I have had the opportunity and good fortune to cover many diverse events in Toronto. I have covered everything from the homeless to some of the largest and most colourful events ever staged. Memorials, celebrations, entertainment, each giving me a bit of new understanding about a particular community, it’s people and their traditions. None of these has left as much of an impact on me as this event did. This event brought together the most diverse groups of people in a united voice. A loud voice to those in power to make the changes that are so desperately needed to avoid imminent catastrophe. Also a reawakening in each one of us to stand up and be heard and in so doing send the message “We The People” ! The day started rather calmly and quietly with a media scrum. Many luminaries and prominent leaders of various groups offered their time to meet and greet the press, answer questions and pose for photos.
I had the chance to listen to David Suzuki explain the environmental situation from his side. His intelligence aside, his passion was extremely evident!
John Clarke, of the Ontario Coalition Against Poverty said: “We support this march because the poor and homeless have the fewest options of anyone in the face of climate change and it’s obvious that a society that creates wealth but accepts poverty will not make the just and rational choices needed to avert impending climate disaster.”Those attending included Myeengum Henry (Chippewa of the Thames First Nation), Nigel Barriffe(Good Jobs For All Coalition),Melina Laboucan-Massimo (Loubicon Cree First Nation,Greenpeace Canada), Angel Reyes (Workers Action Centre) Jennifer Henry (KAIROS) , John Clarke (OCAP) , Anistasia Harripaul Registered Nurses Association of Ontario),Naomi Klein (Author) , Bill McKibben (Author and activist) , Jerry Dias (Persident of Unifor) ,Stephen Lewis, David Suzuki, and of course Jane Fonda.
What struck me was the diversity of the groups represented and yet how unified and common the message was.

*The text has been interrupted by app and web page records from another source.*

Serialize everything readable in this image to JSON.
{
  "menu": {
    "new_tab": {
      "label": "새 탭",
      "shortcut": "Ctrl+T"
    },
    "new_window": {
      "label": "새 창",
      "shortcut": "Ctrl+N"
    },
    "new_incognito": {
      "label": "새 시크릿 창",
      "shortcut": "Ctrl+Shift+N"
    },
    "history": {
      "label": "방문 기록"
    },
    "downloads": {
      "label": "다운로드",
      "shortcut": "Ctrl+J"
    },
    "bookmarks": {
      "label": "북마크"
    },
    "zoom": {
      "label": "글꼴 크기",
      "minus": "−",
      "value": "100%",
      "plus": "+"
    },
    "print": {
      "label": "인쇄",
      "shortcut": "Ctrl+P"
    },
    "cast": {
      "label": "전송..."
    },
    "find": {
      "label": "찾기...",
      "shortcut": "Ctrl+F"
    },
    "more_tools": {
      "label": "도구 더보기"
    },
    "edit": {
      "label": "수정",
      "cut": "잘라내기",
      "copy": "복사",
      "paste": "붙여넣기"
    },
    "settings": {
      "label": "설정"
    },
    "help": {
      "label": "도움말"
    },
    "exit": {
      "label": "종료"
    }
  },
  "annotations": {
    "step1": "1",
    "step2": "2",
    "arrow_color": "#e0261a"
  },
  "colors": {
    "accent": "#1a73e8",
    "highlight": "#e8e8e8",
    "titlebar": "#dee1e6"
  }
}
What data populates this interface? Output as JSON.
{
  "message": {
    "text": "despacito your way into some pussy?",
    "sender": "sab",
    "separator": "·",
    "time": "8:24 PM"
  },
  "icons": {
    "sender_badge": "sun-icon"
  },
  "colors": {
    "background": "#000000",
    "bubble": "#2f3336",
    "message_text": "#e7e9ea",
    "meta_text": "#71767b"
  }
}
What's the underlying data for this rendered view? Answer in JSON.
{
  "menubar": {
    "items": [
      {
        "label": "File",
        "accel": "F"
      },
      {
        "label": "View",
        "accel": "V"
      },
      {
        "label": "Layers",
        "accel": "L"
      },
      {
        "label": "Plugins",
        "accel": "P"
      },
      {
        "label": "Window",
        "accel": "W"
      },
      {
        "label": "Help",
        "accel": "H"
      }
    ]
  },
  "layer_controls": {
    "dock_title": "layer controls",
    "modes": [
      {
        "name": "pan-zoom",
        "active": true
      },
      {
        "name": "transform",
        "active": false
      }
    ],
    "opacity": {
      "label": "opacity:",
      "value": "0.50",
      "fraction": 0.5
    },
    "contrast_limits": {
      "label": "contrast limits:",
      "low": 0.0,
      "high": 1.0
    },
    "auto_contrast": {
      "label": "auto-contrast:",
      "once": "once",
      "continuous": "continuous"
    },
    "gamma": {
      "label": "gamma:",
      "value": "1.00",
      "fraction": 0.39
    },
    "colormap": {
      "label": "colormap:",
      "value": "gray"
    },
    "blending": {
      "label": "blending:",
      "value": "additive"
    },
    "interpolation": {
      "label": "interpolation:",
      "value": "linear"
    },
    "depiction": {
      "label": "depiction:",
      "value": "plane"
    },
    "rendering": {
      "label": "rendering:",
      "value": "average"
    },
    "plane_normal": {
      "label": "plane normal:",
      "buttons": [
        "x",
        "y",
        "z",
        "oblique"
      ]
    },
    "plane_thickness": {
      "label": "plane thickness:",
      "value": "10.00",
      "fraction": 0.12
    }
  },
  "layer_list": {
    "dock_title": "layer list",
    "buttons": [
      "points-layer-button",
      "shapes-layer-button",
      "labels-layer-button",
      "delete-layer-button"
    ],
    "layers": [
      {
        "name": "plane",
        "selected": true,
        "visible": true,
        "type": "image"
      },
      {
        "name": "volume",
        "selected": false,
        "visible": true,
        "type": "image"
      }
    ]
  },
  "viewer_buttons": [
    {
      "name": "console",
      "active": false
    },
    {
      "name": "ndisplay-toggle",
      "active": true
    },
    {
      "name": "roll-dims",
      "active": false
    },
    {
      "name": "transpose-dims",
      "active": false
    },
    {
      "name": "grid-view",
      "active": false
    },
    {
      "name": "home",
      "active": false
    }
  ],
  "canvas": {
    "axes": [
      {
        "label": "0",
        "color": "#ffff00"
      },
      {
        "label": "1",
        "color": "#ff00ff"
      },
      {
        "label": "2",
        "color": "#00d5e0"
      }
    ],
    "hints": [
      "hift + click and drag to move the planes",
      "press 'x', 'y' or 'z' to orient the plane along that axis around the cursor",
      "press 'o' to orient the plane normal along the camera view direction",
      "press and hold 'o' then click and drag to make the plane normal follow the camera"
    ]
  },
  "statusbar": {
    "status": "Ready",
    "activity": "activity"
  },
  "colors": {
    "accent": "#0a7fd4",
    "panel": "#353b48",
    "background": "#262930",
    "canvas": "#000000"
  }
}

This rally brought together environmental groups, social justice advocates, First Nations, Labour Organizations, Faith groups, even the butterflies and bees were represented.

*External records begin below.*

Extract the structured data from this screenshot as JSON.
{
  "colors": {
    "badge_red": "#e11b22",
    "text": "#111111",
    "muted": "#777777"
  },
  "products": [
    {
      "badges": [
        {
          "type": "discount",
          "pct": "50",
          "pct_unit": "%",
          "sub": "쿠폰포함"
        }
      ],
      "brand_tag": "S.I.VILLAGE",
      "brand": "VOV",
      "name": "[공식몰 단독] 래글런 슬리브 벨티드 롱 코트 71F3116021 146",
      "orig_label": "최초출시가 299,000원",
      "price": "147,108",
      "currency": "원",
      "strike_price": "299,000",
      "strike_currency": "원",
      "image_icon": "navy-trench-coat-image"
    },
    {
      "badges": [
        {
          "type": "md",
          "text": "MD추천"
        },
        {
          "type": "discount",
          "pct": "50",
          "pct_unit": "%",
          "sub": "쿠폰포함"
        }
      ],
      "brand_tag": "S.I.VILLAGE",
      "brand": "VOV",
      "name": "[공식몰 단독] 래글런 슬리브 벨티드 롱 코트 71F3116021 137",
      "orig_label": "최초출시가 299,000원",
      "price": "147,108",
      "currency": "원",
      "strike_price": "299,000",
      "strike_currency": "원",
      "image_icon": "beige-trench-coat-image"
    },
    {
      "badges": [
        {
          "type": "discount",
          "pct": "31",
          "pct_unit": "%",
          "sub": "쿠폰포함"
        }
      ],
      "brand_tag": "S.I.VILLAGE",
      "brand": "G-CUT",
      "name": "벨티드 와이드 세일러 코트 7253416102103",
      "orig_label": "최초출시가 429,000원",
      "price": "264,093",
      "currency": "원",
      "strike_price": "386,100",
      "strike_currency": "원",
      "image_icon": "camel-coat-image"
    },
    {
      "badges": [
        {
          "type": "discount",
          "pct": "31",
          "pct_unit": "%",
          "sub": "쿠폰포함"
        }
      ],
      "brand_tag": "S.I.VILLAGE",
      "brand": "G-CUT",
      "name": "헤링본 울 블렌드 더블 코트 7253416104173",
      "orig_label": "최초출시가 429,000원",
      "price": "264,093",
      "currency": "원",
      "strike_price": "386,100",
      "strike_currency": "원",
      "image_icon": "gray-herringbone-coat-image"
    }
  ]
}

As the media scrum broke up I turned around to see that the people have come out in numbers. Before too long the lawn at Queen’s Park was full. An impressive array of people, all races, all colours, all faiths and most importantly all ages.
The message was clear and united, we need change very soon before we have crossed the line of no return! The culture of corporate greed must change! After a few inspirational speeches the masses took to the streets. I found some very good friends of mine and found my place in the line! I followed the solar torch which recorded people’s messages on it, was solar powered and will hopefully make it’s way, with everyone’s messages on board, to a world leader’s summit on climate later this year. Behind me one of the most awesome South American drum groups I have ever heard. Hard not to be inspired by that incredible sound.
As John Clarke explained, Allen Gardens was originally intended as a playground for the rich, but in it’s rich and vibrant history has become the centre of resistance and protest as well as a refuge for many of the disenfranchised people of our City. It seemed the right place for such a gathering and felt very much like a warm Sunday in the park with about 10,000 or so like minded people. There was an art display and some great local music to finish off the day.
At the end of the day I thanked the drums for keeping my legs pumping, said goodbye to many, many people I had met at various points throughout the day and knew that this event had changed me. I saw the power and strength of the people, not against each other but with each other. With respect for each others needs and agendas, this unity and strength will make a change, just hopefully, not too late!!
Enjoy Toronto !